## [PROVIDED DATA]
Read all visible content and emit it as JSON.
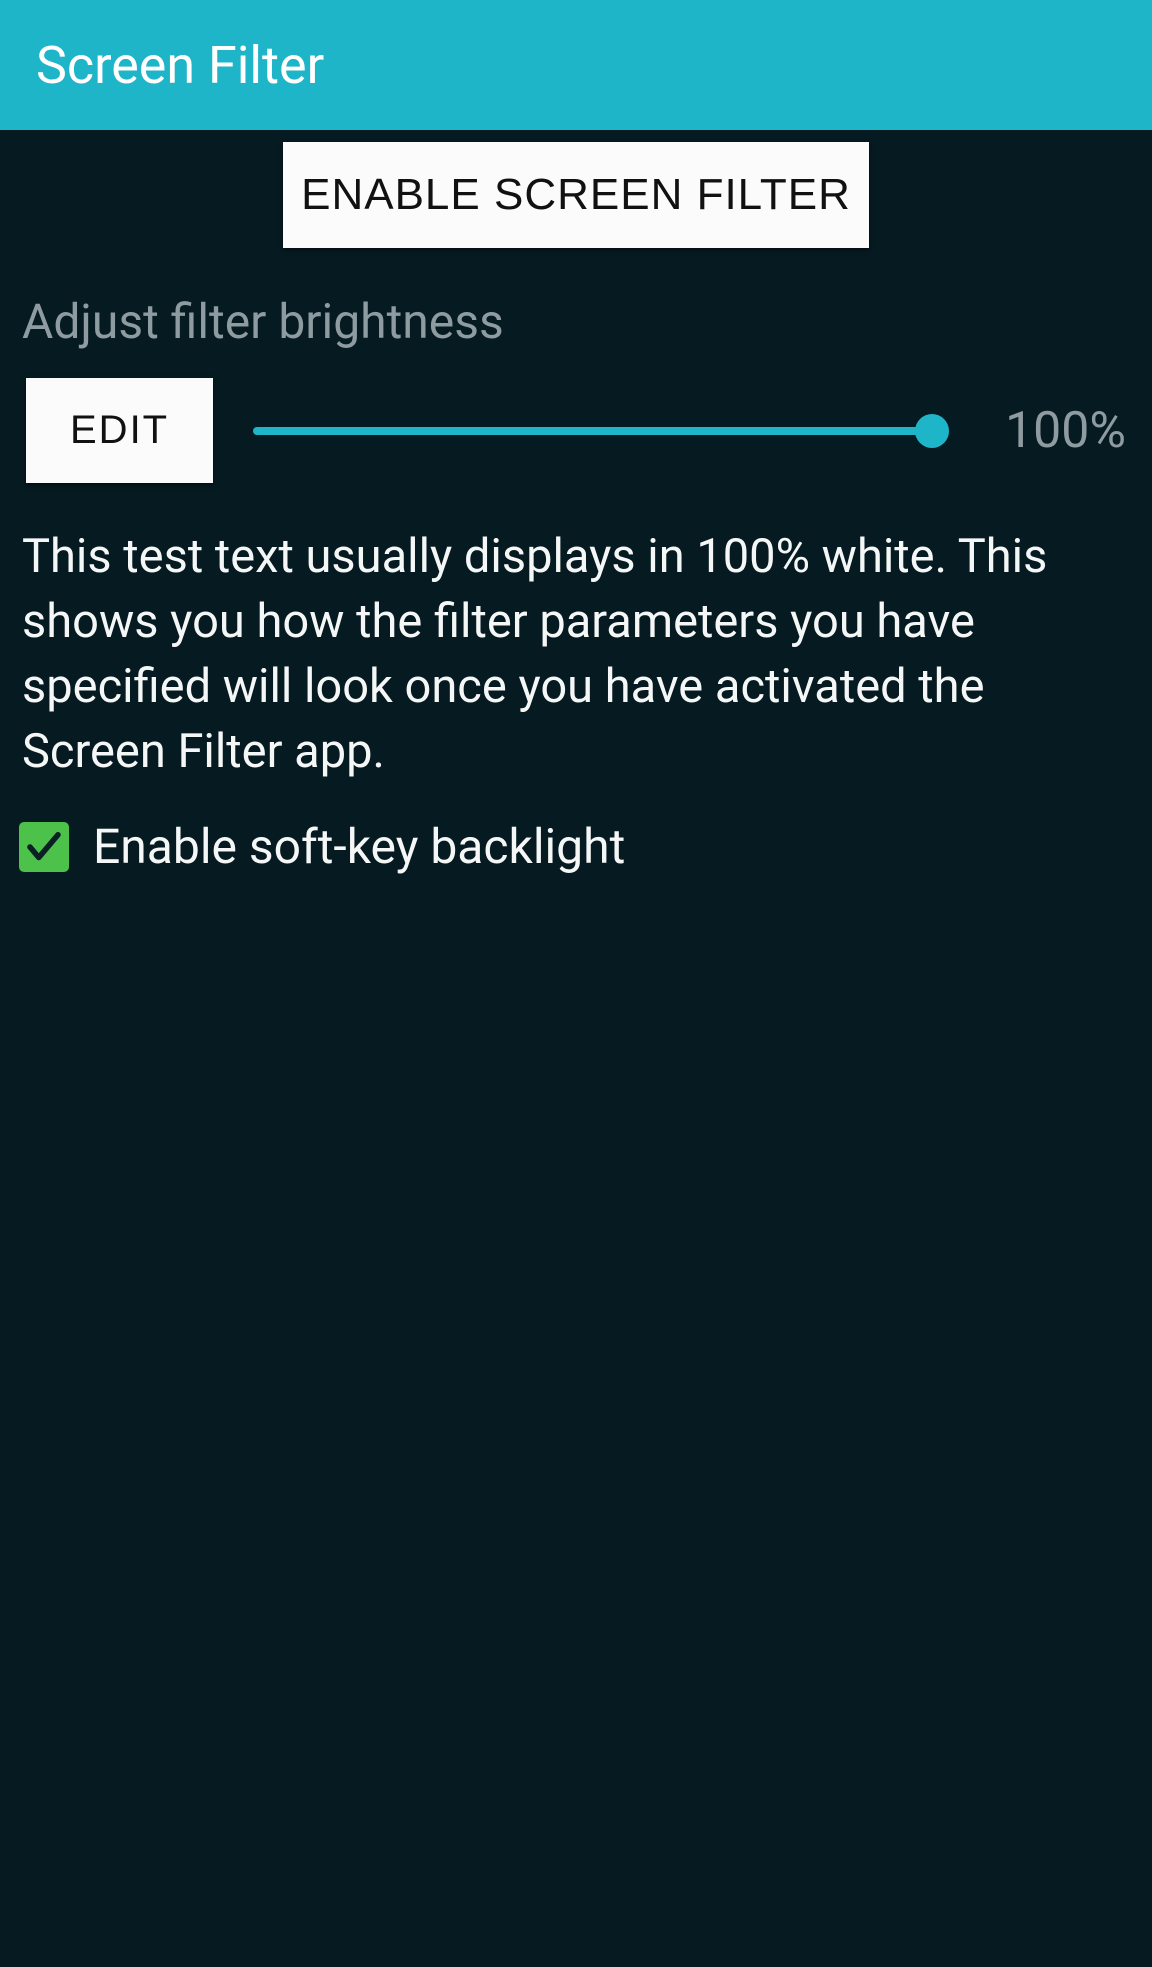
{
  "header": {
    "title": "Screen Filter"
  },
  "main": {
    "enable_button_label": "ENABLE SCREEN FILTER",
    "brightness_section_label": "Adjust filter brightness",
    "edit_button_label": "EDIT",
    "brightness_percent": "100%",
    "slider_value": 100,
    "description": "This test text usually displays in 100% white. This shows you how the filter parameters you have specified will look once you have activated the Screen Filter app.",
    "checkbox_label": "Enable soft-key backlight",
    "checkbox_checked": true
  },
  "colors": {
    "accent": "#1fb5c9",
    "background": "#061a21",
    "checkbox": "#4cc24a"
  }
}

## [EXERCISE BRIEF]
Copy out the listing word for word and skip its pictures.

## [OUTPUT OF THE TASK]
Read all visible content and emit it as JSON.
{
  "header": {
    "title": "Screen Filter"
  },
  "main": {
    "enable_button_label": "ENABLE SCREEN FILTER",
    "brightness_section_label": "Adjust filter brightness",
    "edit_button_label": "EDIT",
    "brightness_percent": "100%",
    "slider_value": 100,
    "description": "This test text usually displays in 100% white. This shows you how the filter parameters you have specified will look once you have activated the Screen Filter app.",
    "checkbox_label": "Enable soft-key backlight",
    "checkbox_checked": true
  },
  "colors": {
    "accent": "#1fb5c9",
    "background": "#061a21",
    "checkbox": "#4cc24a"
  }
}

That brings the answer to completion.